Send to

Choose Destination
Blood Cells. 1991;17(1):29-38; discussion 39-43.

Cellular interactions in erythroblastic islands in long-term bone marrow cultures, as studied by time-lapse video.

Author information

Department of Ultrastructure, Paterson Institute for Cancer Research, Christie Hospital and Holt Radium Institute, Manchester, UK.


Long-term bone marrow cultures (LTBMC) are readily converted from the usual granulopoietic to erythropoietic production by the addition of anemic mouse serum (AMS). The "statics" of proliferation and maturation, previously shown by ultrastructural methods to closely mirror the in vivo situation, were studied dynamically using a time-lapse video system. Several cell pedigrees were followed, but the most complete series showed three successive divisions and subsequent enucleations in the progeny of three synchronously mitotic cells observed in the culture; this is indicative of a five division sequence in the erythron. As in erythroblastic islets observed in marrow in vivo, the striking synchrony of maturation was maintained in vitro. Furthermore, when some of the erythroid progeny became displaced to other macrophages, the synchrony, which was maintained by the original erythroid group on the original erythroblastic islet macrophage, was lost.
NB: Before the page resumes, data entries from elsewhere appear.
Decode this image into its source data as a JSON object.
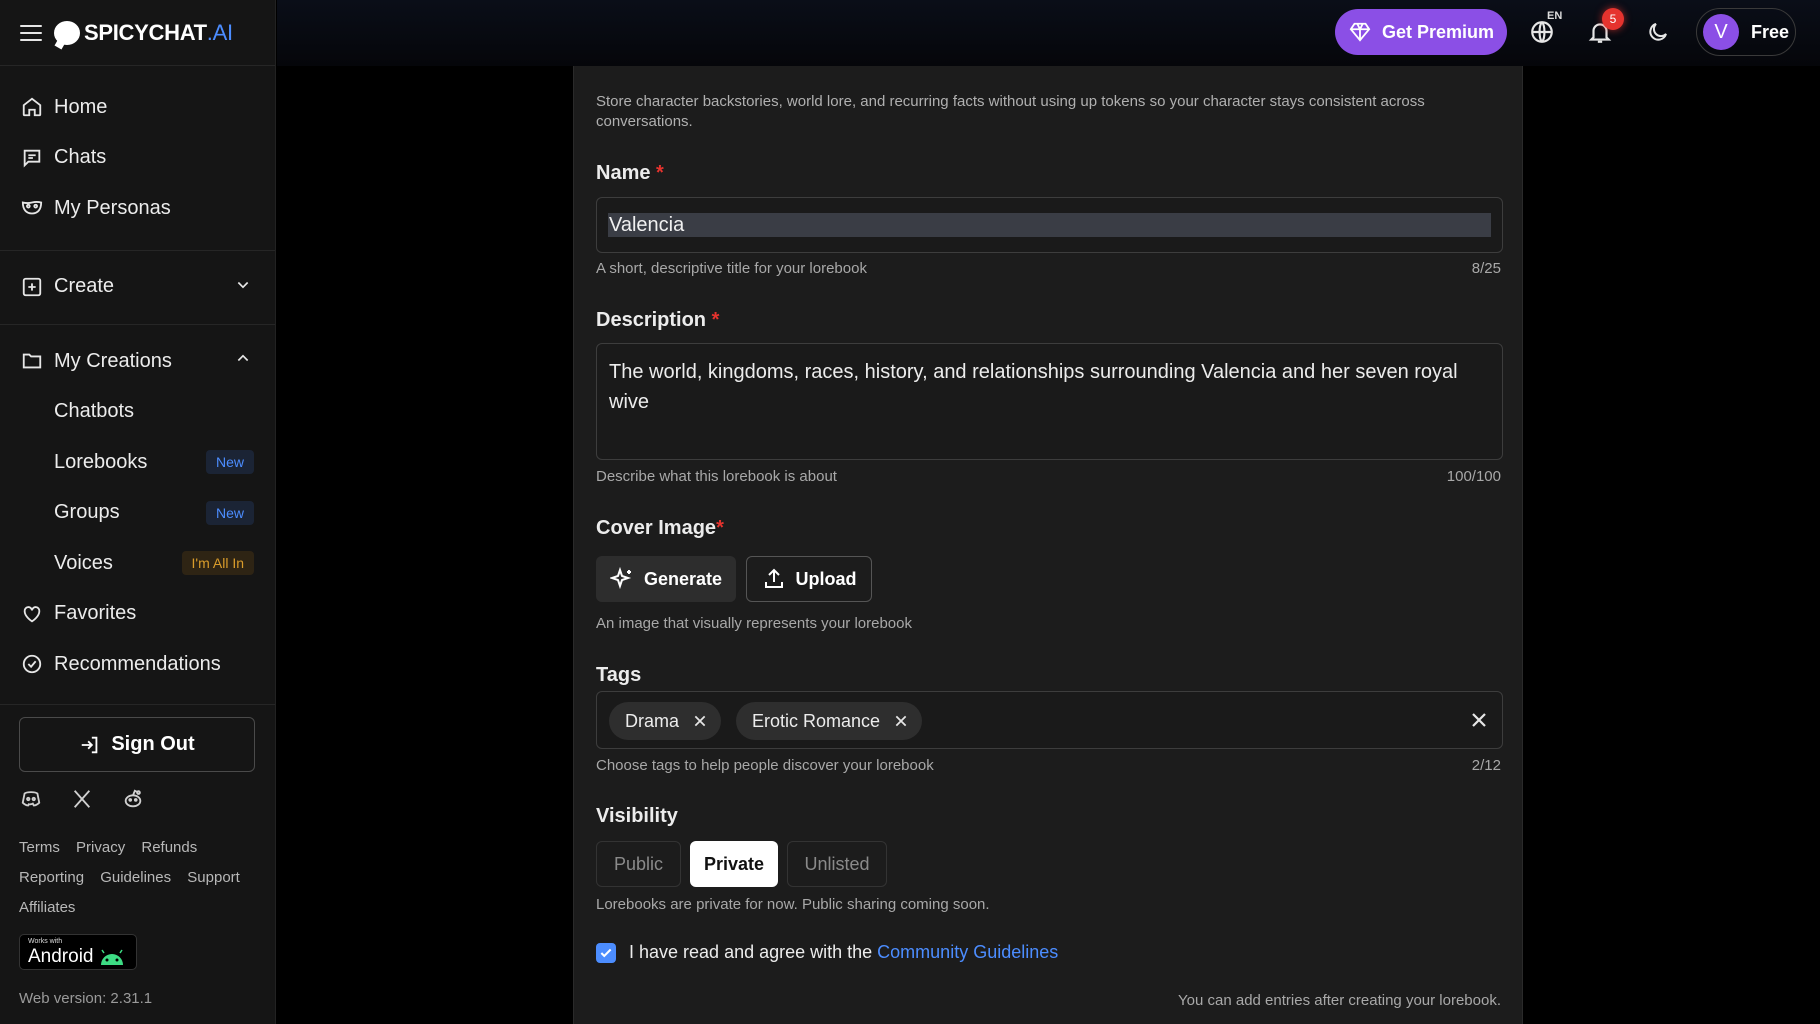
{
  "brand": {
    "name": "SPICYCHAT",
    "suffix": ".AI"
  },
  "sidebar": {
    "primary": [
      {
        "label": "Home",
        "icon": "home-icon"
      },
      {
        "label": "Chats",
        "icon": "chat-icon"
      },
      {
        "label": "My Personas",
        "icon": "mask-icon"
      }
    ],
    "create": {
      "label": "Create",
      "icon": "plus-square-icon"
    },
    "my_creations": {
      "label": "My Creations",
      "items": [
        {
          "label": "Chatbots",
          "badge": ""
        },
        {
          "label": "Lorebooks",
          "badge": "New"
        },
        {
          "label": "Groups",
          "badge": "New"
        },
        {
          "label": "Voices",
          "badge": "I'm All In"
        }
      ]
    },
    "favorites": "Favorites",
    "recommendations": "Recommendations",
    "sign_out": "Sign Out",
    "footer_links": [
      "Terms",
      "Privacy",
      "Refunds",
      "Reporting",
      "Guidelines",
      "Support",
      "Affiliates"
    ],
    "android": {
      "small": "Works with",
      "big": "Android"
    },
    "web_version": "Web version: 2.31.1"
  },
  "topbar": {
    "premium_label": "Get Premium",
    "language": "EN",
    "notification_count": "5",
    "avatar_initial": "V",
    "plan": "Free"
  },
  "form": {
    "intro": "Store character backstories, world lore, and recurring facts without using up tokens so your character stays consistent across conversations.",
    "name": {
      "label": "Name",
      "required": "*",
      "value": "Valencia",
      "hint": "A short, descriptive title for your lorebook",
      "count": "8/25"
    },
    "description": {
      "label": "Description",
      "required": "*",
      "value": "The world, kingdoms, races, history, and relationships surrounding Valencia and her seven royal wive",
      "hint": "Describe what this lorebook is about",
      "count": "100/100"
    },
    "cover": {
      "label": "Cover Image",
      "required": "*",
      "generate_label": "Generate",
      "upload_label": "Upload",
      "hint": "An image that visually represents your lorebook"
    },
    "tags": {
      "label": "Tags",
      "items": [
        "Drama",
        "Erotic Romance"
      ],
      "hint": "Choose tags to help people discover your lorebook",
      "count": "2/12"
    },
    "visibility": {
      "label": "Visibility",
      "options": [
        "Public",
        "Private",
        "Unlisted"
      ],
      "selected": "Private",
      "hint": "Lorebooks are private for now. Public sharing coming soon."
    },
    "agreement": {
      "text": "I have read and agree with the",
      "link": "Community Guidelines",
      "checked": true
    },
    "entries_note": "You can add entries after creating your lorebook."
  }
}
Time-lapse video, which is inexpensive to run and can be maintained in continuous recording for many weeks, is an ideal technique for recording both erythroid cell pedigrees, and the initial events leading to the formation of an erythroblastic islet in vitro after stimulation with AMS.

[Indexed for MEDLINE]

Supplemental Content

Loading ...
Support Center